Source data
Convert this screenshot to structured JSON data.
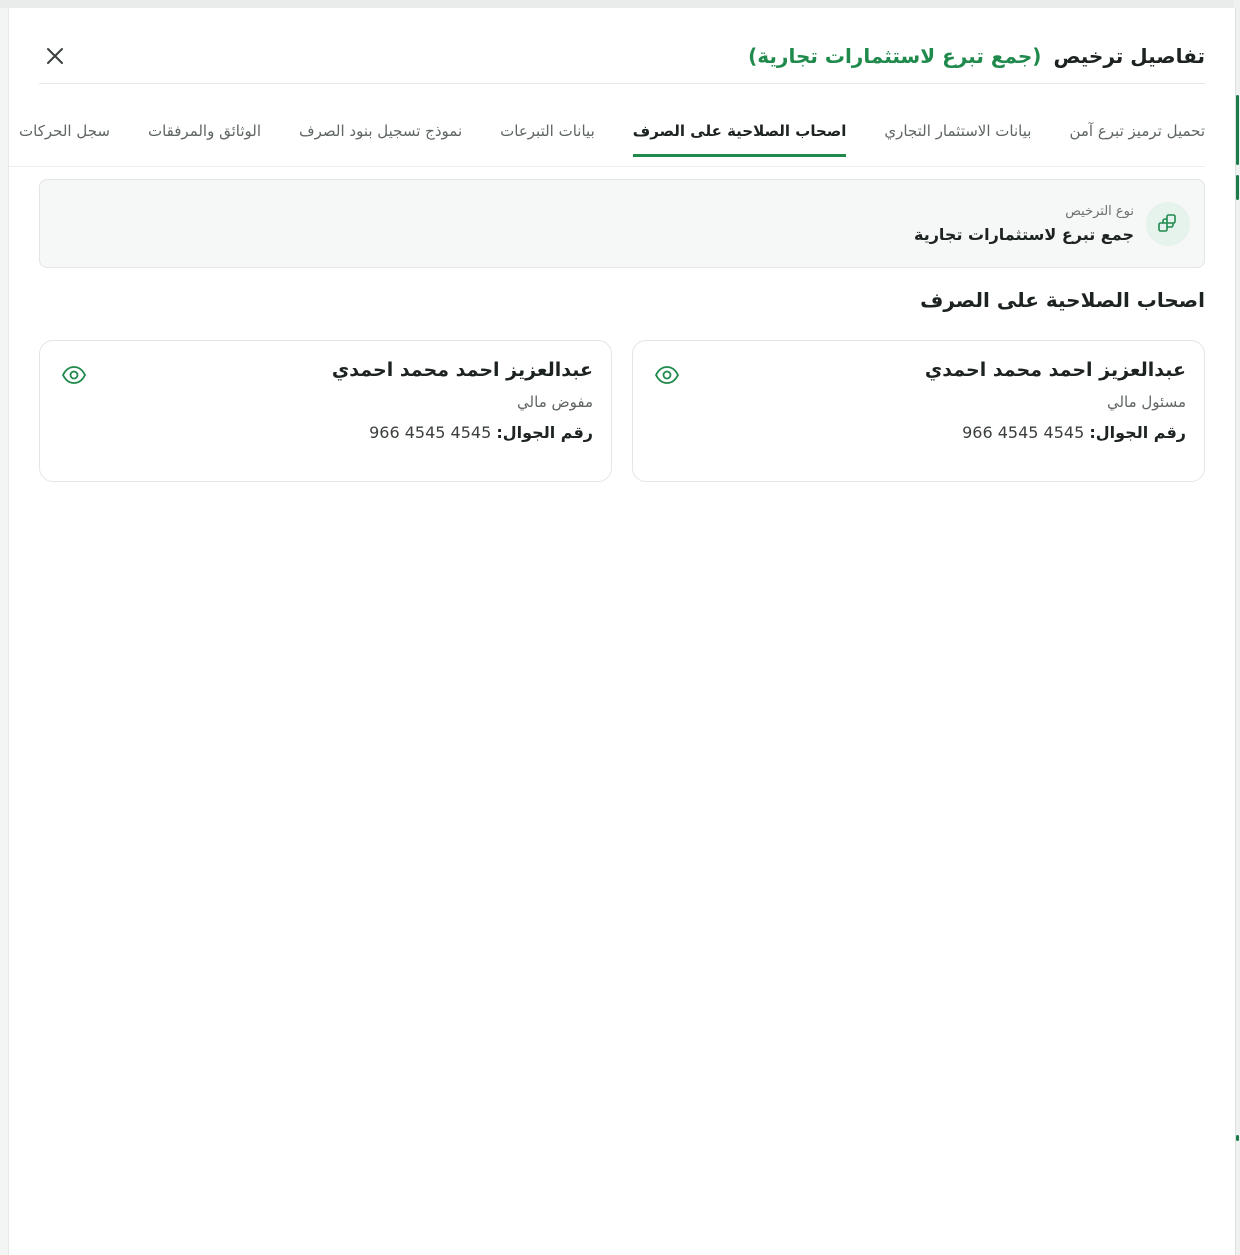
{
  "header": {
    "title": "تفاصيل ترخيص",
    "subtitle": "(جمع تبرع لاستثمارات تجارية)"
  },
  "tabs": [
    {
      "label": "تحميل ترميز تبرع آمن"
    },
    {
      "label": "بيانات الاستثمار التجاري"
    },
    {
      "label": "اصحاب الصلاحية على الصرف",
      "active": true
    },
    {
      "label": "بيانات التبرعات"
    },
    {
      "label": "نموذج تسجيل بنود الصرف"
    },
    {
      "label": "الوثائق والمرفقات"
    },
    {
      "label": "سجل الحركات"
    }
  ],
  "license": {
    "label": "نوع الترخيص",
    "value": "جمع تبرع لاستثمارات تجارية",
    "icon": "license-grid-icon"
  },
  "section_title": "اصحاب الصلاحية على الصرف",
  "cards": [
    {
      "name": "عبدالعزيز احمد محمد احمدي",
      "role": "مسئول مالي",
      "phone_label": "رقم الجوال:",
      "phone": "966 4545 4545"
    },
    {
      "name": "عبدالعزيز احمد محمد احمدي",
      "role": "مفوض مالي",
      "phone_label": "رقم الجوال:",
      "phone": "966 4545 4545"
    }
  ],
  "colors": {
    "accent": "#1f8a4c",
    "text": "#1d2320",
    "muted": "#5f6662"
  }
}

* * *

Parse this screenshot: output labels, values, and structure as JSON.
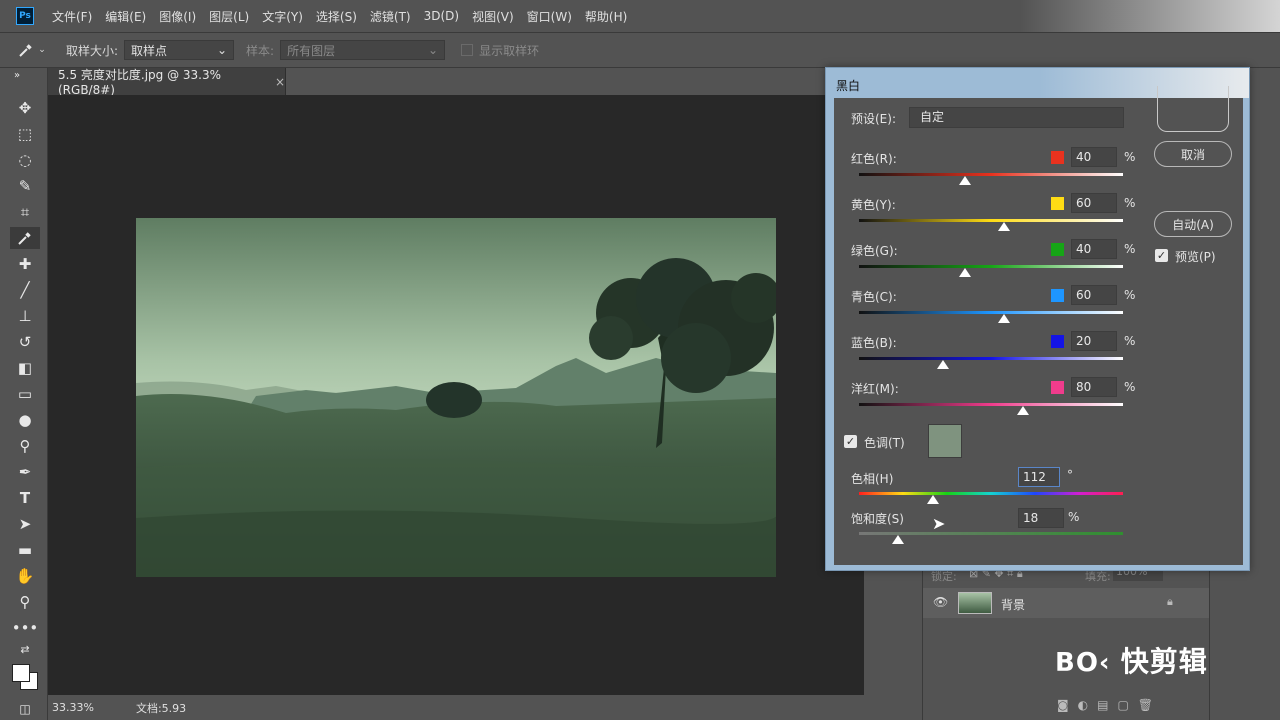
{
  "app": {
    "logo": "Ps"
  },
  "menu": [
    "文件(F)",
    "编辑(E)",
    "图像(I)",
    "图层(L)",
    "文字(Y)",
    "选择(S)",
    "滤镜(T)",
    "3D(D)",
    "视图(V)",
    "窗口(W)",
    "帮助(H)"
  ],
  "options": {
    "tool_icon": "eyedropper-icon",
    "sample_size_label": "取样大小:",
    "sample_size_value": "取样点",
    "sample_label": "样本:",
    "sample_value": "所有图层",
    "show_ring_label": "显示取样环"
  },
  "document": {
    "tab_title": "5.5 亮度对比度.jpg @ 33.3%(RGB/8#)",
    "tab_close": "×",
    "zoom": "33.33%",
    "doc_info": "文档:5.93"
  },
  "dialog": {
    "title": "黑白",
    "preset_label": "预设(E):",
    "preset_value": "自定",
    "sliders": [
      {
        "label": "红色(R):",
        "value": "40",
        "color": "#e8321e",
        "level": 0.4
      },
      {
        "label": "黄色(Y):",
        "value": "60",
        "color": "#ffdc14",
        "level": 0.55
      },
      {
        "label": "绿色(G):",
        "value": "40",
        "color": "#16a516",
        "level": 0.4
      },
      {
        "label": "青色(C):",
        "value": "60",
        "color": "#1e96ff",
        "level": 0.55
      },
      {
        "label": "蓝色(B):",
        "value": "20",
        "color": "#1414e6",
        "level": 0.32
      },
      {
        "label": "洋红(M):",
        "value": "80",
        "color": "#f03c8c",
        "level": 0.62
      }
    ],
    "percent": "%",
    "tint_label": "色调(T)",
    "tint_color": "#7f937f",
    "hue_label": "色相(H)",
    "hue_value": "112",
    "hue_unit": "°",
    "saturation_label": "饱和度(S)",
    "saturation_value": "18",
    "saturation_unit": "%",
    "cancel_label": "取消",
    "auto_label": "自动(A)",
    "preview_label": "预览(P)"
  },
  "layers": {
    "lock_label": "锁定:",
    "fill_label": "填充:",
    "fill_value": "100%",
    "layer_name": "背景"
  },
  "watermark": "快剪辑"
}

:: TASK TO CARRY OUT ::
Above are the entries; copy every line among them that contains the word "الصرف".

:: WRITTEN ANSWER ::
      "label": "اصحاب الصلاحية على الصرف",
      "label": "نموذج تسجيل بنود الصرف"
  "section_title": "اصحاب الصلاحية على الصرف",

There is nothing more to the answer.